== Provided data ==

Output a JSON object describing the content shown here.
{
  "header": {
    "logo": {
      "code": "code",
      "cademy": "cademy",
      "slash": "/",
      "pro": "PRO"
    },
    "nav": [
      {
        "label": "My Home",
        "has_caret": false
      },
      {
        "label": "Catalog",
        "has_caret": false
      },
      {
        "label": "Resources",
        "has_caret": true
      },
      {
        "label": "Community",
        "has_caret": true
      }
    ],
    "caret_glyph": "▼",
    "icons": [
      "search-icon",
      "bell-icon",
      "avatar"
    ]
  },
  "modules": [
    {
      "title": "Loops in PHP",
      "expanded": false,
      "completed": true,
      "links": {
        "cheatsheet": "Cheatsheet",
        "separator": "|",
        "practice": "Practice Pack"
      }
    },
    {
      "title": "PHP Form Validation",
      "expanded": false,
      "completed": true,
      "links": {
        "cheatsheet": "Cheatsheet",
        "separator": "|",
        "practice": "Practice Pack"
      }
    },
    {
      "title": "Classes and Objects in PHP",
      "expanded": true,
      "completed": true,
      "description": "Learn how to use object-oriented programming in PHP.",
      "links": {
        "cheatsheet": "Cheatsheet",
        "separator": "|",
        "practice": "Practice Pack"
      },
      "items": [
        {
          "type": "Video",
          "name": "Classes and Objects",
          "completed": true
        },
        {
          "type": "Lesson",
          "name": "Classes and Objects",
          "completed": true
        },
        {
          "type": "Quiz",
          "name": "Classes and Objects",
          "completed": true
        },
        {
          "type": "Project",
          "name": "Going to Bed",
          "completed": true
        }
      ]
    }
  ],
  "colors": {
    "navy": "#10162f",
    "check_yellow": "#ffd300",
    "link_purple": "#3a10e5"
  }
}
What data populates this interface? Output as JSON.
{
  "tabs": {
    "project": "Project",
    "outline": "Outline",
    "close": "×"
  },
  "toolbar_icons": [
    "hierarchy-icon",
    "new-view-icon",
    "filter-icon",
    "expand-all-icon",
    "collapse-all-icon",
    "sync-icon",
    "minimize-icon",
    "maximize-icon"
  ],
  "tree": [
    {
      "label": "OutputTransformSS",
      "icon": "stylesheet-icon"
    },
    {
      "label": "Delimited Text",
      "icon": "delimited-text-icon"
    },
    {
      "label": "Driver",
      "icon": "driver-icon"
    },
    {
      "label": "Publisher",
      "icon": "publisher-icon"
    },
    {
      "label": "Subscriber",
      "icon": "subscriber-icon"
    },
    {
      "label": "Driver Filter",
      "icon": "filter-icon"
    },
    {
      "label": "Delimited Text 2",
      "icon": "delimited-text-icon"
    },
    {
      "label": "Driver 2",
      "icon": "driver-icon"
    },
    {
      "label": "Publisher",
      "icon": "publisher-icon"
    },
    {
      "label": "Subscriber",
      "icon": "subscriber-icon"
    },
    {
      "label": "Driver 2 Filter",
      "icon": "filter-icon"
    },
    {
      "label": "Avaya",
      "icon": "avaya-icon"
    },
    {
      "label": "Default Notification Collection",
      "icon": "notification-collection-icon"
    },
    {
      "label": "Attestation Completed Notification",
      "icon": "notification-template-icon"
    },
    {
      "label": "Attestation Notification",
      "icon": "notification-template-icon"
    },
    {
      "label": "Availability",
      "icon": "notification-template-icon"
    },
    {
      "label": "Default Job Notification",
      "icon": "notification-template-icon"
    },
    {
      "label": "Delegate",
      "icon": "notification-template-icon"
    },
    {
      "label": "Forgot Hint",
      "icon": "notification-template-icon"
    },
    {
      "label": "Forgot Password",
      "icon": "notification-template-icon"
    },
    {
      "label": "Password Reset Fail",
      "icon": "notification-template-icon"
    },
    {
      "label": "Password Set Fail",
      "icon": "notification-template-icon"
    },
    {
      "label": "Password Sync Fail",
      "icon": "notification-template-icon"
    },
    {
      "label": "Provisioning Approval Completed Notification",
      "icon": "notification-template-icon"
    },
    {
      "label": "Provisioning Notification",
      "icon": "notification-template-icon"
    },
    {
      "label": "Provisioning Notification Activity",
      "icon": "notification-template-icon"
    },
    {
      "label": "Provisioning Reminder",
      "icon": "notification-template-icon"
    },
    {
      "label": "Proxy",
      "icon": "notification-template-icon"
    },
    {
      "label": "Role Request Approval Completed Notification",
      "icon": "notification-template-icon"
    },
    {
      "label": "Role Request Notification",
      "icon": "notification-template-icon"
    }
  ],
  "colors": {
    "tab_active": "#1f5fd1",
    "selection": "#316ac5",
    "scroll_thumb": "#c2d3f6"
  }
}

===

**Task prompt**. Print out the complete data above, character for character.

**Task answer**.
Output a JSON object describing the content shown here.
{
  "header": {
    "logo": {
      "code": "code",
      "cademy": "cademy",
      "slash": "/",
      "pro": "PRO"
    },
    "nav": [
      {
        "label": "My Home",
        "has_caret": false
      },
      {
        "label": "Catalog",
        "has_caret": false
      },
      {
        "label": "Resources",
        "has_caret": true
      },
      {
        "label": "Community",
        "has_caret": true
      }
    ],
    "caret_glyph": "▼",
    "icons": [
      "search-icon",
      "bell-icon",
      "avatar"
    ]
  },
  "modules": [
    {
      "title": "Loops in PHP",
      "expanded": false,
      "completed": true,
      "links": {
        "cheatsheet": "Cheatsheet",
        "separator": "|",
        "practice": "Practice Pack"
      }
    },
    {
      "title": "PHP Form Validation",
      "expanded": false,
      "completed": true,
      "links": {
        "cheatsheet": "Cheatsheet",
        "separator": "|",
        "practice": "Practice Pack"
      }
    },
    {
      "title": "Classes and Objects in PHP",
      "expanded": true,
      "completed": true,
      "description": "Learn how to use object-oriented programming in PHP.",
      "links": {
        "cheatsheet": "Cheatsheet",
        "separator": "|",
        "practice": "Practice Pack"
      },
      "items": [
        {
          "type": "Video",
          "name": "Classes and Objects",
          "completed": true
        },
        {
          "type": "Lesson",
          "name": "Classes and Objects",
          "completed": true
        },
        {
          "type": "Quiz",
          "name": "Classes and Objects",
          "completed": true
        },
        {
          "type": "Project",
          "name": "Going to Bed",
          "completed": true
        }
      ]
    }
  ],
  "colors": {
    "navy": "#10162f",
    "check_yellow": "#ffd300",
    "link_purple": "#3a10e5"
  }
}
What data populates this interface? Output as JSON.
{
  "tabs": {
    "project": "Project",
    "outline": "Outline",
    "close": "×"
  },
  "toolbar_icons": [
    "hierarchy-icon",
    "new-view-icon",
    "filter-icon",
    "expand-all-icon",
    "collapse-all-icon",
    "sync-icon",
    "minimize-icon",
    "maximize-icon"
  ],
  "tree": [
    {
      "label": "OutputTransformSS",
      "icon": "stylesheet-icon"
    },
    {
      "label": "Delimited Text",
      "icon": "delimited-text-icon"
    },
    {
      "label": "Driver",
      "icon": "driver-icon"
    },
    {
      "label": "Publisher",
      "icon": "publisher-icon"
    },
    {
      "label": "Subscriber",
      "icon": "subscriber-icon"
    },
    {
      "label": "Driver Filter",
      "icon": "filter-icon"
    },
    {
      "label": "Delimited Text 2",
      "icon": "delimited-text-icon"
    },
    {
      "label": "Driver 2",
      "icon": "driver-icon"
    },
    {
      "label": "Publisher",
      "icon": "publisher-icon"
    },
    {
      "label": "Subscriber",
      "icon": "subscriber-icon"
    },
    {
      "label": "Driver 2 Filter",
      "icon": "filter-icon"
    },
    {
      "label": "Avaya",
      "icon": "avaya-icon"
    },
    {
      "label": "Default Notification Collection",
      "icon": "notification-collection-icon"
    },
    {
      "label": "Attestation Completed Notification",
      "icon": "notification-template-icon"
    },
    {
      "label": "Attestation Notification",
      "icon": "notification-template-icon"
    },
    {
      "label": "Availability",
      "icon": "notification-template-icon"
    },
    {
      "label": "Default Job Notification",
      "icon": "notification-template-icon"
    },
    {
      "label": "Delegate",
      "icon": "notification-template-icon"
    },
    {
      "label": "Forgot Hint",
      "icon": "notification-template-icon"
    },
    {
      "label": "Forgot Password",
      "icon": "notification-template-icon"
    },
    {
      "label": "Password Reset Fail",
      "icon": "notification-template-icon"
    },
    {
      "label": "Password Set Fail",
      "icon": "notification-template-icon"
    },
    {
      "label": "Password Sync Fail",
      "icon": "notification-template-icon"
    },
    {
      "label": "Provisioning Approval Completed Notification",
      "icon": "notification-template-icon"
    },
    {
      "label": "Provisioning Notification",
      "icon": "notification-template-icon"
    },
    {
      "label": "Provisioning Notification Activity",
      "icon": "notification-template-icon"
    },
    {
      "label": "Provisioning Reminder",
      "icon": "notification-template-icon"
    },
    {
      "label": "Proxy",
      "icon": "notification-template-icon"
    },
    {
      "label": "Role Request Approval Completed Notification",
      "icon": "notification-template-icon"
    },
    {
      "label": "Role Request Notification",
      "icon": "notification-template-icon"
    }
  ],
  "colors": {
    "tab_active": "#1f5fd1",
    "selection": "#316ac5",
    "scroll_thumb": "#c2d3f6"
  }
}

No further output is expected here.